**WHAT IS NEEDED**: Print the data exactly as written, line for line, and leave its pictures behind.

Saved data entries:
---
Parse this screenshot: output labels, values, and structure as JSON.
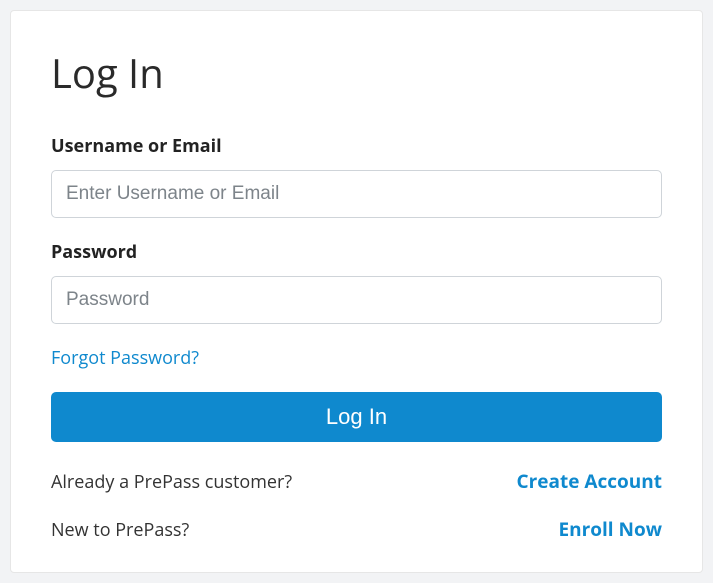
{
  "header": {
    "title": "Log In"
  },
  "form": {
    "username": {
      "label": "Username or Email",
      "placeholder": "Enter Username or Email",
      "value": ""
    },
    "password": {
      "label": "Password",
      "placeholder": "Password",
      "value": ""
    },
    "forgot_label": "Forgot Password?",
    "submit_label": "Log In"
  },
  "footer": {
    "existing": {
      "question": "Already a PrePass customer?",
      "action": "Create Account"
    },
    "new": {
      "question": "New to PrePass?",
      "action": "Enroll Now"
    }
  }
}
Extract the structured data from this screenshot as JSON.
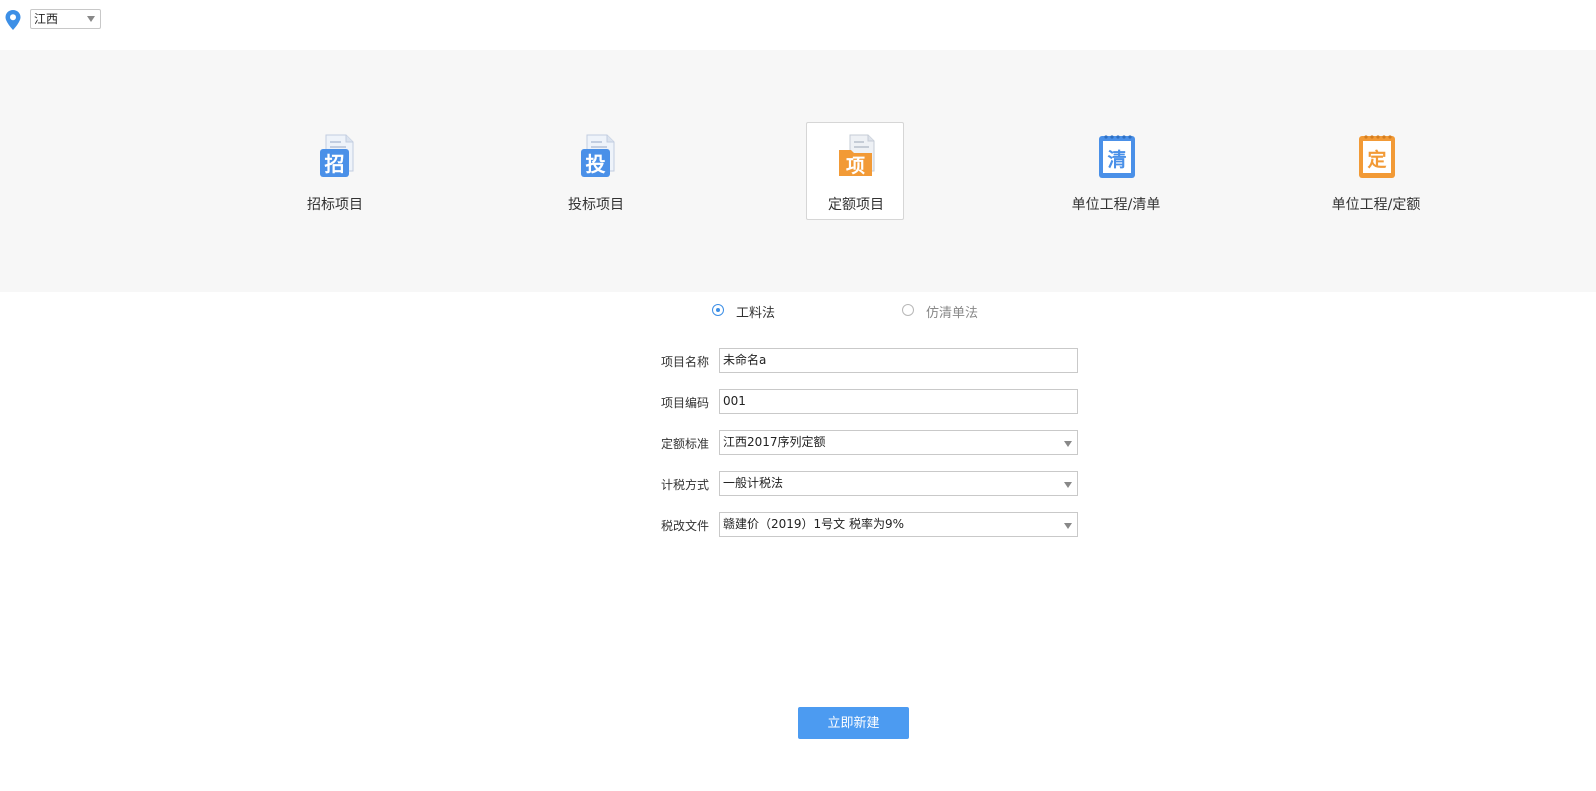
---
**SOLUTION**:
Parse this screenshot: output labels, values, and structure as JSON.
{
  "header": {
    "title": "Log In"
  },
  "form": {
    "username": {
      "label": "Username or Email",
      "placeholder": "Enter Username or Email",
      "value": ""
    },
    "password": {
      "label": "Password",
      "placeholder": "Password",
      "value": ""
    },
    "forgot_label": "Forgot Password?",
    "submit_label": "Log In"
  },
  "footer": {
    "existing": {
      "question": "Already a PrePass customer?",
      "action": "Create Account"
    },
    "new": {
      "question": "New to PrePass?",
      "action": "Enroll Now"
    }
  }
}
Extract the structured data from this screenshot as JSON.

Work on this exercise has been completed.